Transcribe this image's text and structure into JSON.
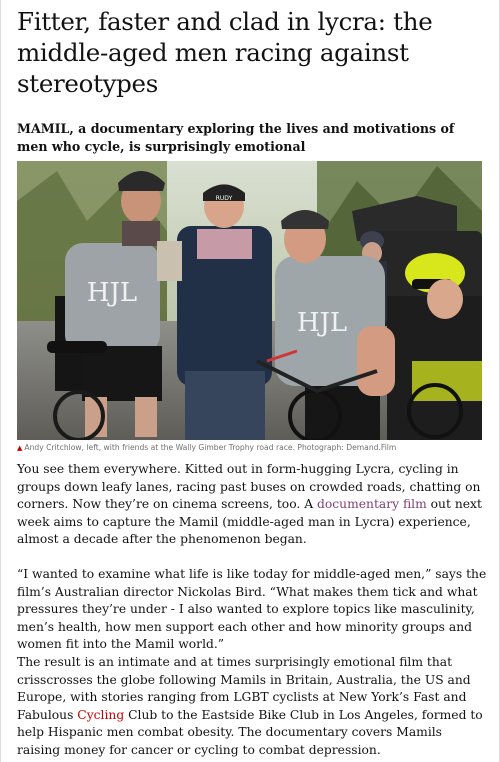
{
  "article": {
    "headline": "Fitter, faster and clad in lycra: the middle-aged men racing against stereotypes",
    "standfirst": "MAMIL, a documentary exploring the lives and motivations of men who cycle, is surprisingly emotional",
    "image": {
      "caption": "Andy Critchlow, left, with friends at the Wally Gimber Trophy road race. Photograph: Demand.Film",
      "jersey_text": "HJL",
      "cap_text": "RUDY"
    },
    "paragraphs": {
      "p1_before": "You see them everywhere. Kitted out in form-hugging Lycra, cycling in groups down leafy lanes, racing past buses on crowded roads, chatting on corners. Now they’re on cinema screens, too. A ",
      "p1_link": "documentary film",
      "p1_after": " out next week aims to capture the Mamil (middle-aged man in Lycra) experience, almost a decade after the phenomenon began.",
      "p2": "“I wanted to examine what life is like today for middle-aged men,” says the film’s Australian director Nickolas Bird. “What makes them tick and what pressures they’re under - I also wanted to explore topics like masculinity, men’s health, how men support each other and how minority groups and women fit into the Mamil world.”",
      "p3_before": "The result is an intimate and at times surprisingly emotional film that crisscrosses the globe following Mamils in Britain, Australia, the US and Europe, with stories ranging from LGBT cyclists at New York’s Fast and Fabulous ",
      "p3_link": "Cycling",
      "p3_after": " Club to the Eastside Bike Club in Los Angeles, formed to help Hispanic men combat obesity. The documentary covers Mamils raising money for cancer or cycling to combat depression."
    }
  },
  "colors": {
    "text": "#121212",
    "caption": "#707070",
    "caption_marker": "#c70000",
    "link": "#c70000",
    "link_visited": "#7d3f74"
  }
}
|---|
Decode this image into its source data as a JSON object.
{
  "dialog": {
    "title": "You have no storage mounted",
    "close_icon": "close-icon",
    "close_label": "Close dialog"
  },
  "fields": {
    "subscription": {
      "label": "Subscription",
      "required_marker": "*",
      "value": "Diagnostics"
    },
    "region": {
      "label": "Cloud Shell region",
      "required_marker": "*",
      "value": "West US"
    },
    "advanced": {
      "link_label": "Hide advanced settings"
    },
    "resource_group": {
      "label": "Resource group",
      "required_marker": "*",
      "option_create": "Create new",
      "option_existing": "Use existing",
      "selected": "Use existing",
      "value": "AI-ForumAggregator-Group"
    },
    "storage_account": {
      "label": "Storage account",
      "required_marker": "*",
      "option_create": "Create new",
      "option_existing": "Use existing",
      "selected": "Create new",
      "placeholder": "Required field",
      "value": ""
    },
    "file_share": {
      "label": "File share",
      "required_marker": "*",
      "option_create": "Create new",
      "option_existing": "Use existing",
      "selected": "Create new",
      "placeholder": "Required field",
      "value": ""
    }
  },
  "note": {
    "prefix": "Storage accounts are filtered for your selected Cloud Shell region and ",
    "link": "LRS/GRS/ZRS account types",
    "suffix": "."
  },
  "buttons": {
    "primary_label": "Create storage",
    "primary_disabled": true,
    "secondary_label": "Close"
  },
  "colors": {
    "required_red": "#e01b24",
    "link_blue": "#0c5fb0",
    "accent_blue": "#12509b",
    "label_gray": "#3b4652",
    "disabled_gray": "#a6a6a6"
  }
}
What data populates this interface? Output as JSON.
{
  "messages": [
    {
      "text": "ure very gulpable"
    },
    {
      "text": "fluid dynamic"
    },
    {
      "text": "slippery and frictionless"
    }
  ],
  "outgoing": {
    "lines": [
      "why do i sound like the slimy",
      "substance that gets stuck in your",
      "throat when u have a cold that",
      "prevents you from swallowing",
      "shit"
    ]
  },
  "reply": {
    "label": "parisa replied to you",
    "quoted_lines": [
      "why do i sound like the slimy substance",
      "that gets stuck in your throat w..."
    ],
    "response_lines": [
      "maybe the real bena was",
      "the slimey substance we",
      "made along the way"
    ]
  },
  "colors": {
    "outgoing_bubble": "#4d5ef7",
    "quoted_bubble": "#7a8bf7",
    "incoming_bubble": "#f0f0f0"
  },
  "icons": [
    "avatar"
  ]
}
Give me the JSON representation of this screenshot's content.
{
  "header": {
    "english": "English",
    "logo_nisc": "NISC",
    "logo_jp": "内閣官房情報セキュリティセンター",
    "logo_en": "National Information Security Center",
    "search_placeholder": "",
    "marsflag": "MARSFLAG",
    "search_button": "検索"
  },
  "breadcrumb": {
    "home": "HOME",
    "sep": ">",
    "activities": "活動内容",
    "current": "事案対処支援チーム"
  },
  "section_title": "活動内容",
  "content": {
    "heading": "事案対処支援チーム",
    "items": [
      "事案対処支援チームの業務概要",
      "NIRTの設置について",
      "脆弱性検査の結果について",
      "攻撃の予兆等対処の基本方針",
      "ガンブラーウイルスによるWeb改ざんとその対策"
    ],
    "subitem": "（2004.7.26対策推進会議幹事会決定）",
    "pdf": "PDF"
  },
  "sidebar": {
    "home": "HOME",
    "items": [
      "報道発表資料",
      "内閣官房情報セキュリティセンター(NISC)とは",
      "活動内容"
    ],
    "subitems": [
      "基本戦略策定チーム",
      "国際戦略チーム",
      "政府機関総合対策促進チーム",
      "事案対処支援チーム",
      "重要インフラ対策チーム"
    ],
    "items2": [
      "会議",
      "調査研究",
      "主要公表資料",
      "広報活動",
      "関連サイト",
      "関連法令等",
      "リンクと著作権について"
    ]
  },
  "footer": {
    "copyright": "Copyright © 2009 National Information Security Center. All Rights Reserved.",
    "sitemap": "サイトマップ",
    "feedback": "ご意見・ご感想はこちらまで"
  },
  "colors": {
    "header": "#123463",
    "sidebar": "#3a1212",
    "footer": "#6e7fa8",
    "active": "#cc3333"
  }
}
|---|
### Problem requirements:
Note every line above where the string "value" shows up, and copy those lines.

### Your response:
      "value": "Diagnostics"
      "value": "West US"
      "value": "AI-ForumAggregator-Group"
      "value": ""
      "value": ""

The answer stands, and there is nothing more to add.